Exercise prompt |
Wherever a line in the records contains the word "Banthia", return that line.

[Opening Exercise material section]

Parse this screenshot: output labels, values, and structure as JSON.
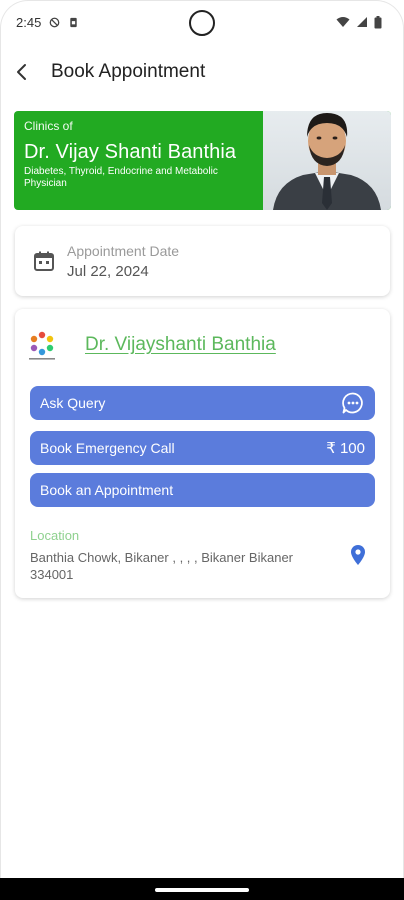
{
  "status_bar": {
    "time": "2:45",
    "icons": [
      "do-not-disturb-icon",
      "sim-icon",
      "wifi-icon",
      "signal-icon",
      "battery-icon"
    ]
  },
  "app_bar": {
    "back_icon": "chevron-left-icon",
    "title": "Book Appointment"
  },
  "banner": {
    "clinics_label": "Clinics of",
    "doctor_name": "Dr. Vijay Shanti  Banthia",
    "specialization": "Diabetes, Thyroid, Endocrine and Metabolic Physician",
    "background_color": "#22aa22"
  },
  "date_card": {
    "label": "Appointment Date",
    "value": "Jul 22, 2024",
    "icon": "calendar-icon"
  },
  "doctor_card": {
    "doctor_name": "Dr. Vijayshanti Banthia",
    "logo_icon": "clinic-logo-icon",
    "buttons": {
      "ask_query": "Ask Query",
      "emergency": "Book Emergency Call",
      "emergency_fee": "₹ 100",
      "appointment": "Book an Appointment"
    },
    "location_label": "Location",
    "location_value": "Banthia Chowk, Bikaner , , , , Bikaner Bikaner 334001",
    "location_icon": "map-pin-icon"
  },
  "colors": {
    "accent_blue": "#5b7cdc",
    "link_green": "#5cb85c",
    "location_label_green": "#8fd18f"
  }
}
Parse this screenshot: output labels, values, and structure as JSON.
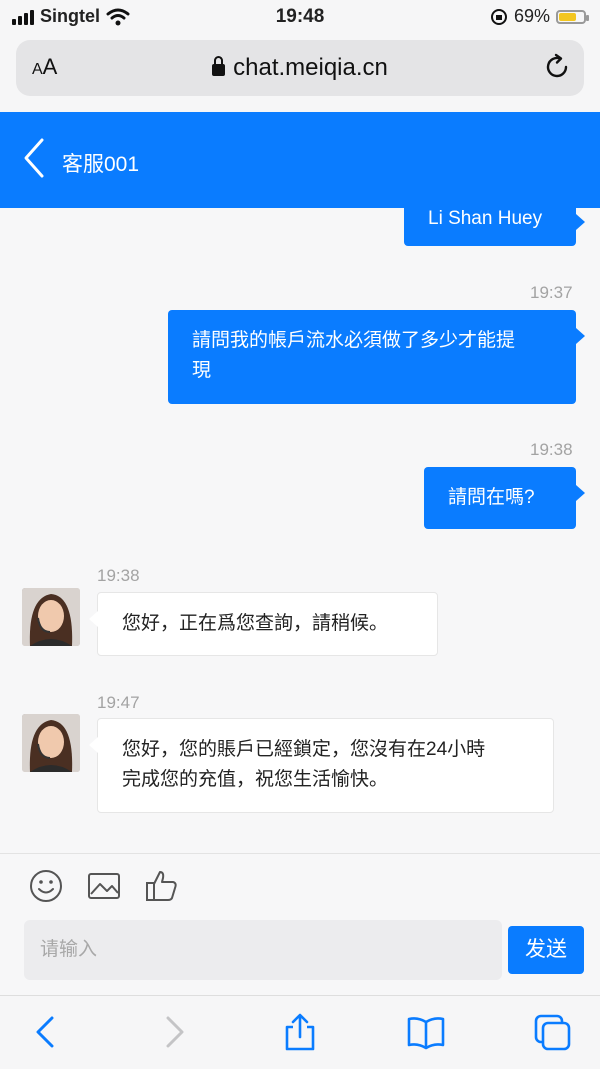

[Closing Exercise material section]

Result of the task |
    "doctor_name": "Dr. Vijay Shanti  Banthia",
    "doctor_name": "Dr. Vijayshanti Banthia",
    "location_value": "Banthia Chowk, Bikaner , , , , Bikaner Bikaner 334001",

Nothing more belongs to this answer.